- [TO DO]
Copy out each line of the data below in which "Mini" appears.
#### SOURCE MATERIAL
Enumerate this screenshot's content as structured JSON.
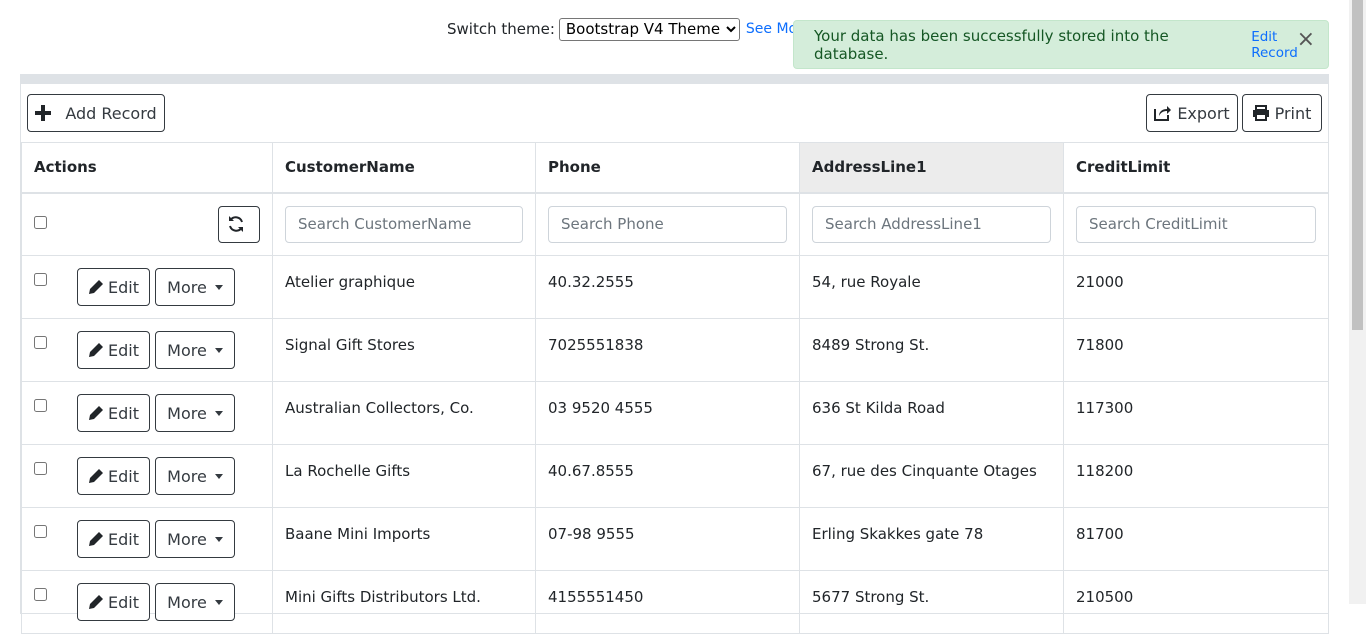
{
  "topbar": {
    "switch_label": "Switch theme:",
    "theme_selected": "Bootstrap V4 Theme",
    "see_more": "See More a"
  },
  "alert": {
    "message": "Your data has been successfully stored into the database.",
    "edit_link": "Edit Record",
    "close_symbol": "×"
  },
  "toolbar": {
    "add_label": "Add Record",
    "export_label": "Export",
    "print_label": "Print"
  },
  "table": {
    "headers": {
      "actions": "Actions",
      "customer_name": "CustomerName",
      "phone": "Phone",
      "address": "AddressLine1",
      "credit": "CreditLimit"
    },
    "placeholders": {
      "customer_name": "Search CustomerName",
      "phone": "Search Phone",
      "address": "Search AddressLine1",
      "credit": "Search CreditLimit"
    },
    "edit_label": "Edit",
    "more_label": "More",
    "rows": [
      {
        "name": "Atelier graphique",
        "phone": "40.32.2555",
        "address": "54, rue Royale",
        "credit": "21000"
      },
      {
        "name": "Signal Gift Stores",
        "phone": "7025551838",
        "address": "8489 Strong St.",
        "credit": "71800"
      },
      {
        "name": "Australian Collectors, Co.",
        "phone": "03 9520 4555",
        "address": "636 St Kilda Road",
        "credit": "117300"
      },
      {
        "name": "La Rochelle Gifts",
        "phone": "40.67.8555",
        "address": "67, rue des Cinquante Otages",
        "credit": "118200"
      },
      {
        "name": "Baane Mini Imports",
        "phone": "07-98 9555",
        "address": "Erling Skakkes gate 78",
        "credit": "81700"
      },
      {
        "name": "Mini Gifts Distributors Ltd.",
        "phone": "4155551450",
        "address": "5677 Strong St.",
        "credit": "210500"
      }
    ]
  }
}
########
- [THE ANSWER]
        "name": "Baane Mini Imports",
        "name": "Mini Gifts Distributors Ltd.",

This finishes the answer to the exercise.